It really is so true that when the chips are down, we find out who our friends are.  Over the twenty or so years since I have had my back problems, I have been surprised more than once by both the friends who have stepped up with support and those who have not!  This old adage is even more true with a chronic condition.  I am well aware that for some people my disability makes me a bloody nuisance these days, but it can still be hurtful.  I don’t want to have to constantly ask for a lift for instance, but when “friends” just no longer even think to ask or offer it is tough.  I was listening to the fantastic Adele’s song “Million Years Ago” and she seemed to be singing my song when she describes “not being able to stand the reflection I see; my life flashing by; missing my friends, when my life was a party to be thrown; but that was a million years ago”. images (8) I can see my friends’ lives moving on, careers unfurling, travels taking them far and wide, and I do feel that mine has come to a stand still.  Self pity?  I hope not.  More being realistic and understanding my limitations.  Note to self – New Year, new pain relief with the scs, new stage in my life!
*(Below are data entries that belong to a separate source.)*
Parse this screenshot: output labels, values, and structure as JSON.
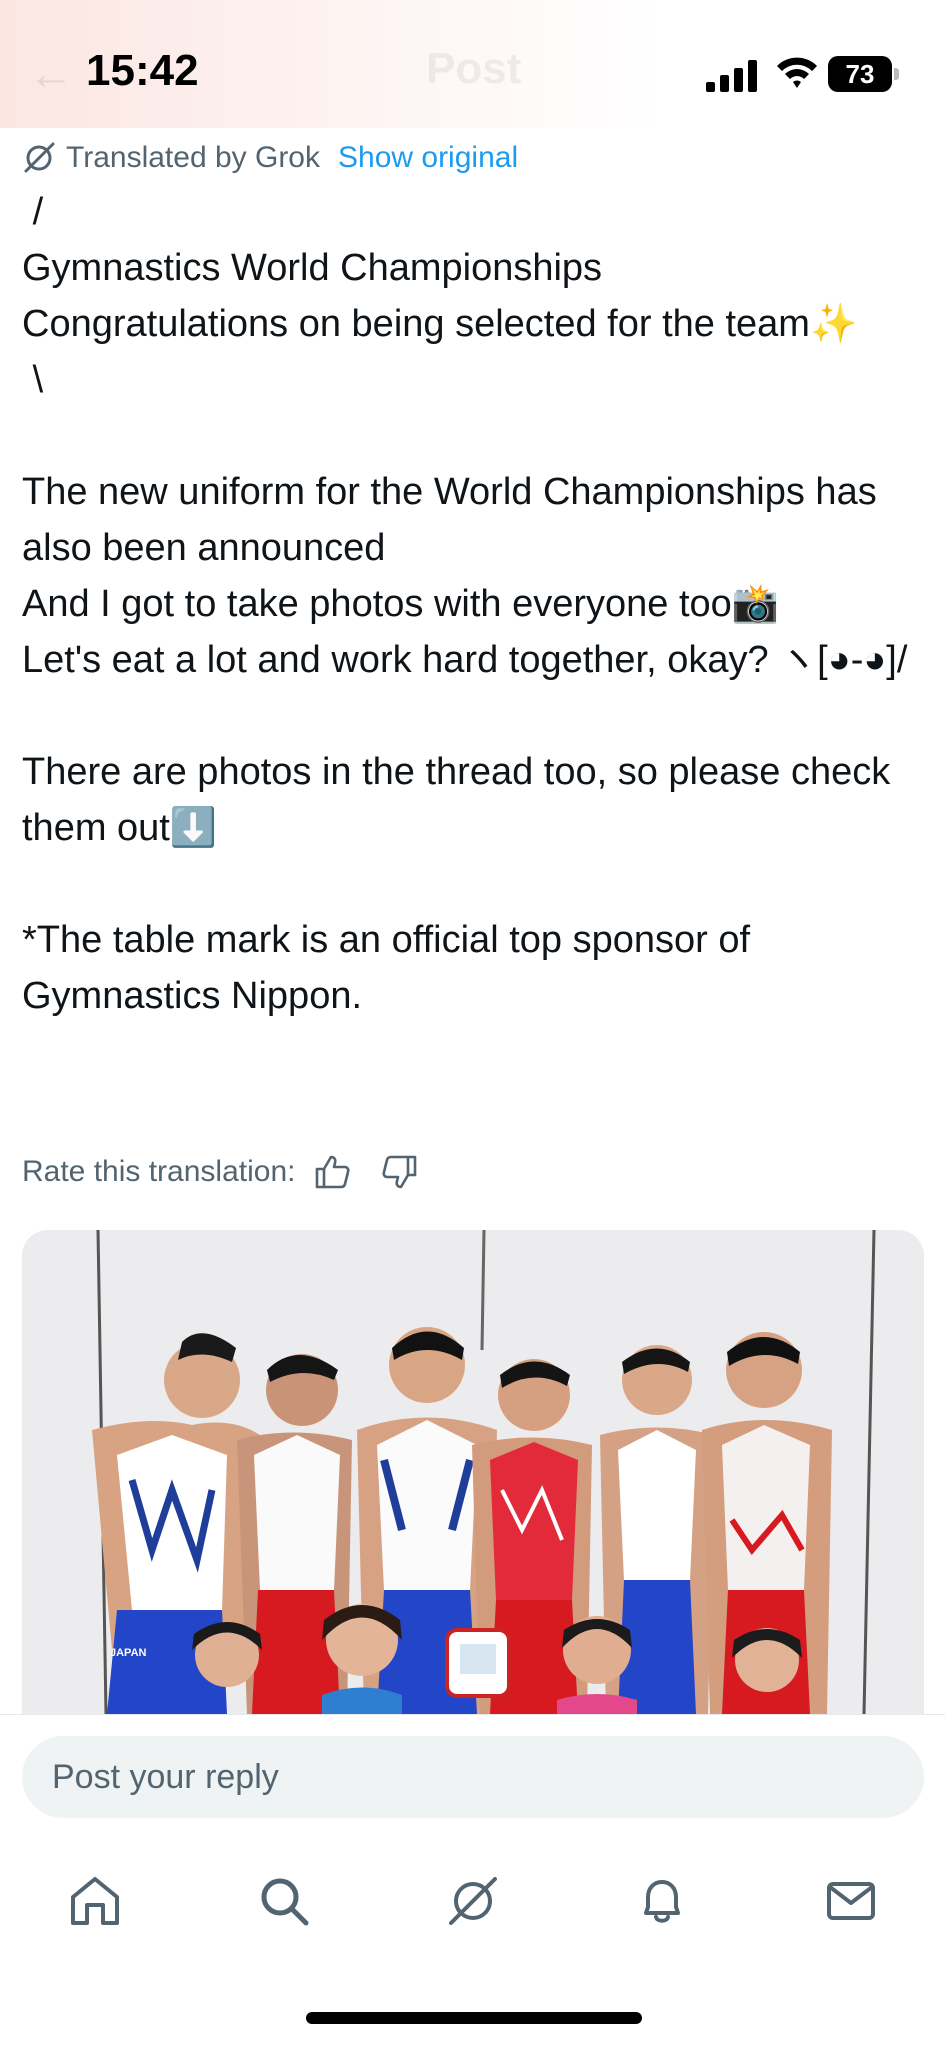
{
  "status_bar": {
    "time": "15:42",
    "battery": "73",
    "icons": [
      "cellular-signal-icon",
      "wifi-icon",
      "battery-icon"
    ]
  },
  "header": {
    "back_icon": "back-arrow-icon",
    "title": "Post"
  },
  "translation": {
    "icon": "grok-icon",
    "label": "Translated by Grok",
    "show_original": "Show original"
  },
  "post": {
    "text": " /\nGymnastics World Championships\nCongratulations on being selected for the team✨\n \\\n\nThe new uniform for the World Championships has also been announced\nAnd I got to take photos with everyone too📸\nLet's eat a lot and work hard together, okay? ヽ[◕-◕]/\n\nThere are photos in the thread too, so please check them out⬇️\n\n*The table mark is an official top sponsor of Gymnastics Nippon."
  },
  "rating": {
    "label": "Rate this translation:",
    "icons": [
      "thumbs-up-icon",
      "thumbs-down-icon"
    ]
  },
  "media": {
    "description_icon": "team-photo",
    "jersey_text": "JAPAN"
  },
  "reply": {
    "placeholder": "Post your reply"
  },
  "tab_bar": {
    "items": [
      "home-icon",
      "search-icon",
      "grok-icon",
      "notifications-icon",
      "messages-icon"
    ]
  },
  "colors": {
    "accent": "#1d9bf0",
    "secondary_text": "#536471",
    "text": "#0f1419",
    "input_bg": "#eff3f4"
  }
}
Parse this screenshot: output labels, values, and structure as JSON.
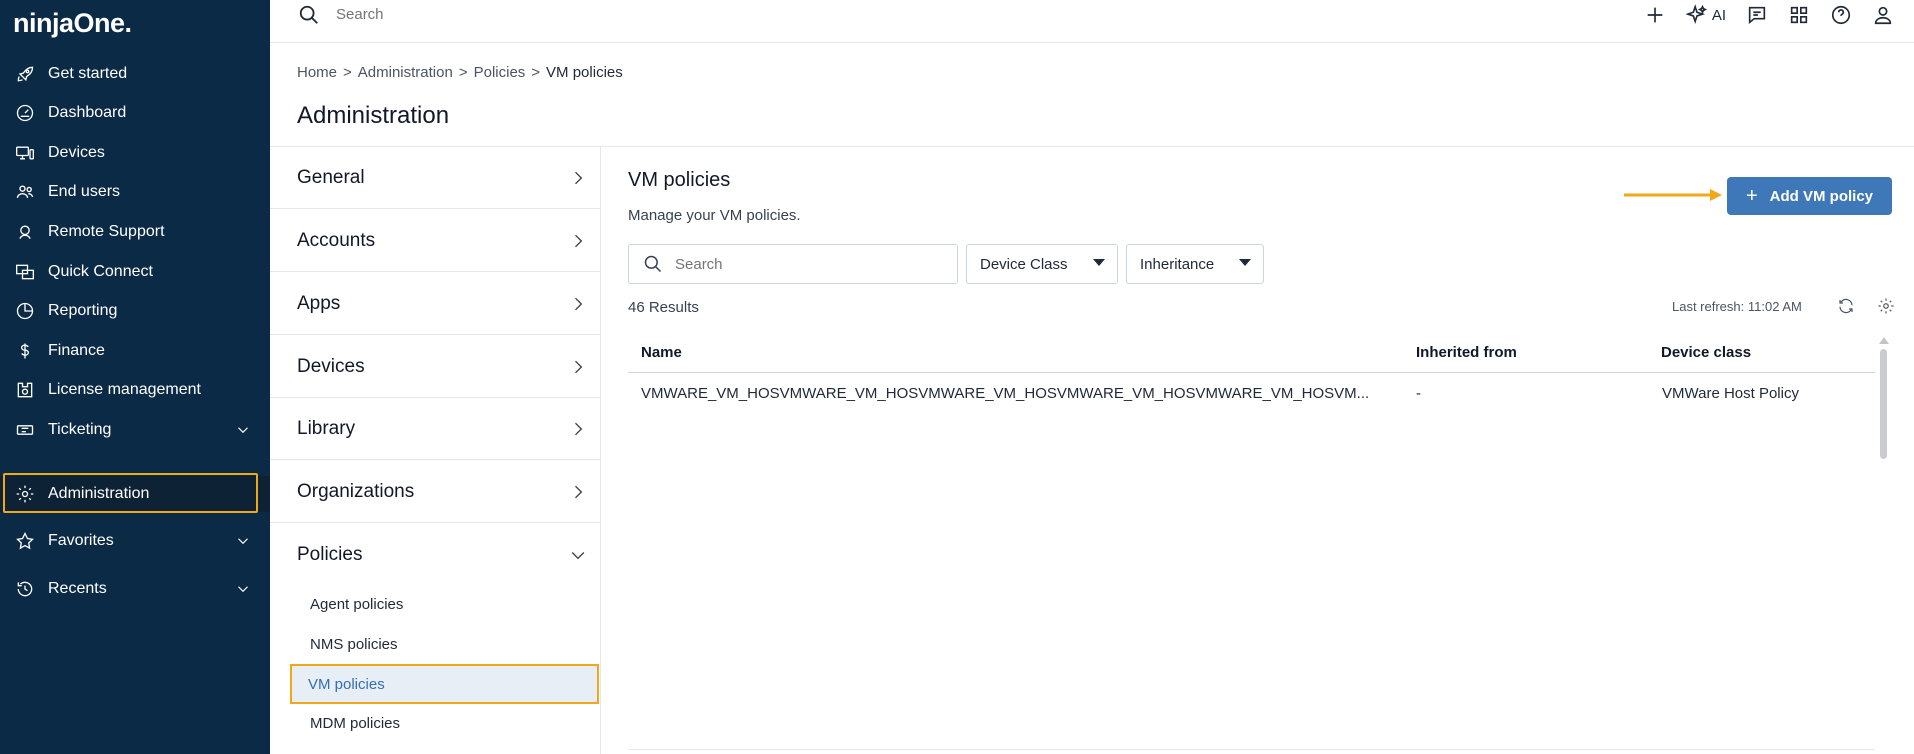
{
  "app": {
    "logo": "ninjaOne."
  },
  "nav": {
    "items": [
      {
        "label": "Get started",
        "icon": "rocket-icon"
      },
      {
        "label": "Dashboard",
        "icon": "gauge-icon"
      },
      {
        "label": "Devices",
        "icon": "devices-icon"
      },
      {
        "label": "End users",
        "icon": "users-icon"
      },
      {
        "label": "Remote Support",
        "icon": "headset-icon"
      },
      {
        "label": "Quick Connect",
        "icon": "quick-connect-icon"
      },
      {
        "label": "Reporting",
        "icon": "pie-chart-icon"
      },
      {
        "label": "Finance",
        "icon": "dollar-icon"
      },
      {
        "label": "License management",
        "icon": "license-icon"
      },
      {
        "label": "Ticketing",
        "icon": "ticket-icon"
      },
      {
        "label": "Administration",
        "icon": "gear-icon"
      },
      {
        "label": "Favorites",
        "icon": "star-icon"
      },
      {
        "label": "Recents",
        "icon": "history-icon"
      }
    ]
  },
  "topbar": {
    "search_placeholder": "Search",
    "ai_label": "AI"
  },
  "breadcrumb": [
    "Home",
    "Administration",
    "Policies",
    "VM policies"
  ],
  "page_title": "Administration",
  "submenu": {
    "items": [
      "General",
      "Accounts",
      "Apps",
      "Devices",
      "Library",
      "Organizations",
      "Policies"
    ],
    "policies_children": [
      "Agent policies",
      "NMS policies",
      "VM policies",
      "MDM policies"
    ]
  },
  "main": {
    "title": "VM policies",
    "subtitle": "Manage your VM policies.",
    "add_button": "Add VM policy",
    "search_placeholder": "Search",
    "filter_device_class": "Device Class",
    "filter_inheritance": "Inheritance",
    "results": "46 Results",
    "last_refresh": "Last refresh: 11:02 AM",
    "columns": [
      "Name",
      "Inherited from",
      "Device class"
    ],
    "rows": [
      {
        "name": "VMWARE_VM_HOSVMWARE_VM_HOSVMWARE_VM_HOSVMWARE_VM_HOSVMWARE_VM_HOSVM...",
        "inherited": "-",
        "device_class": "VMWare Host Policy"
      }
    ]
  },
  "colors": {
    "nav_bg": "#0b2a45",
    "accent": "#3f78b8",
    "highlight": "#f0a71a"
  }
}
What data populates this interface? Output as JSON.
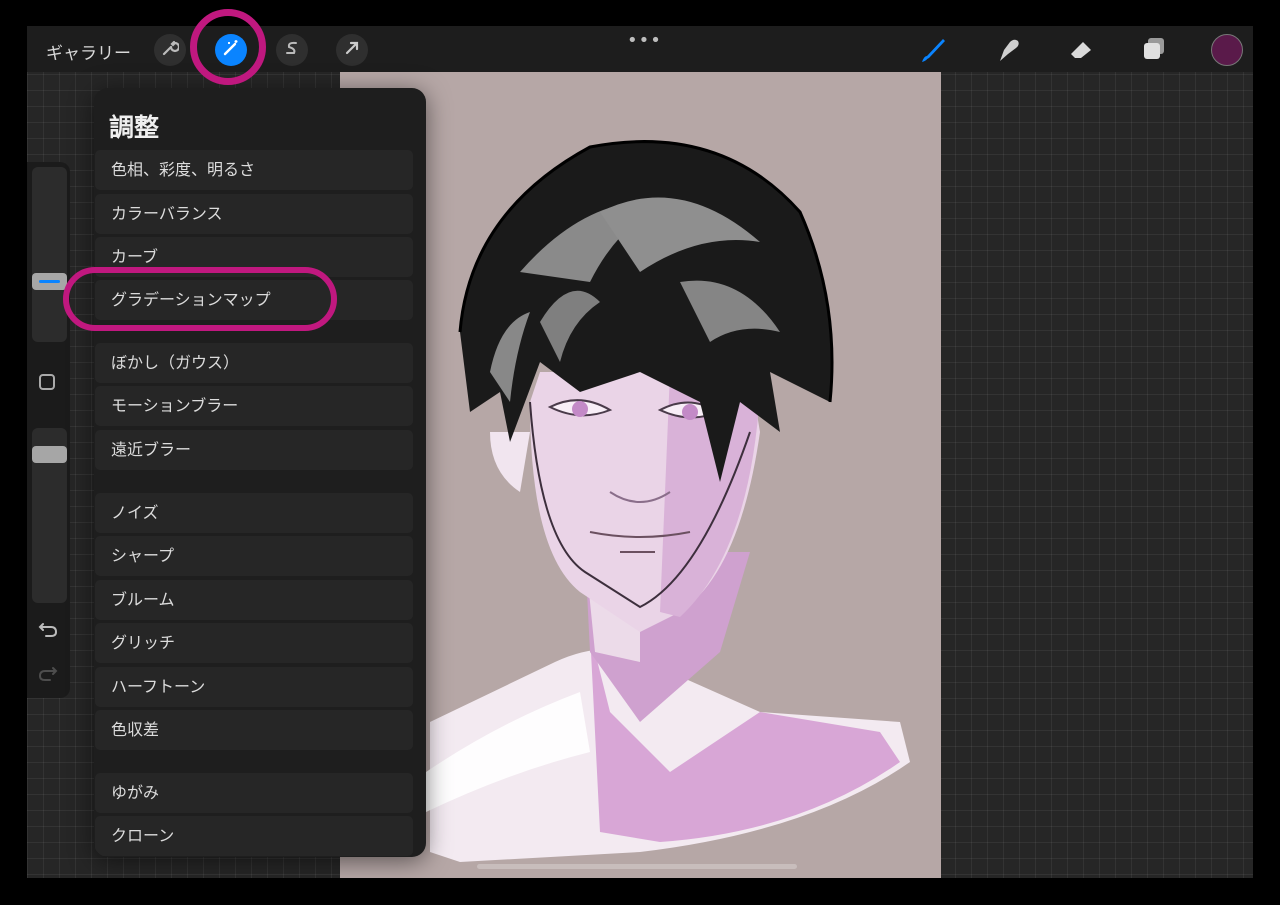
{
  "topbar": {
    "gallery_label": "ギャラリー",
    "tools": [
      {
        "name": "actions",
        "icon": "wrench-icon"
      },
      {
        "name": "adjustments",
        "icon": "magic-wand-icon",
        "active": true
      },
      {
        "name": "selection",
        "icon": "selection-s-icon"
      },
      {
        "name": "transform",
        "icon": "arrow-cursor-icon"
      }
    ],
    "more_label": "•••",
    "right_tools": [
      {
        "name": "brush",
        "icon": "brush-icon",
        "active": true
      },
      {
        "name": "smudge",
        "icon": "smudge-icon"
      },
      {
        "name": "eraser",
        "icon": "eraser-icon"
      },
      {
        "name": "layers",
        "icon": "layers-icon"
      }
    ],
    "current_color": "#5a1a4a"
  },
  "colors": {
    "accent": "#0a84ff",
    "highlight_ring": "#c0187f",
    "menu_bg": "#1e1e1e",
    "canvas_bg": "#b6a7a6"
  },
  "menu": {
    "title": "調整",
    "groups": [
      [
        "色相、彩度、明るさ",
        "カラーバランス",
        "カーブ",
        "グラデーションマップ"
      ],
      [
        "ぼかし（ガウス）",
        "モーションブラー",
        "遠近ブラー"
      ],
      [
        "ノイズ",
        "シャープ",
        "ブルーム",
        "グリッチ",
        "ハーフトーン",
        "色収差"
      ],
      [
        "ゆがみ",
        "クローン"
      ]
    ]
  }
}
I received a text today from a very supportive friend apologising for being a “rubbish” friend for not being in touch recently.  Yet her teenage daughter, who has an Asperger’s diagnosis, had tried to commit suicide.  Have you noticed that it is often the people who are in the most difficult situations themselves, who are also the very people who do make the time for their friends in need? I guess this goes back to the “when the chips are down” again – when we have been there maybe we develop a heightened empathy.  A friend who has been particularly supportive of me and of Duncan since his  mental health breakdown last year, has undergone her own battle with breast cancer, including extensive reconstructive surgery earlier this year.  Kylie Minogue took the time to surprise a young woman in her home, with a party live on a BBC show last night to “thank” her for the work that she has done for a breast cancer organisation.  What marks her out is that she was undergoing her own treatment for breast cancer, diagnosed in her late twenties, looking at the possibility of infertility, and yet pushed herself to run marathons, fund raise and praise the bravery of other women around her.  Of course Kylie had her own personal experience to drive her to want to do something for this young lady.

download (1)Christmas!  Looking on the bright side, Star Wars is back in our cinemas, the X Factor has finished and Jose Mourinho has been sacked……sorry, Duncan!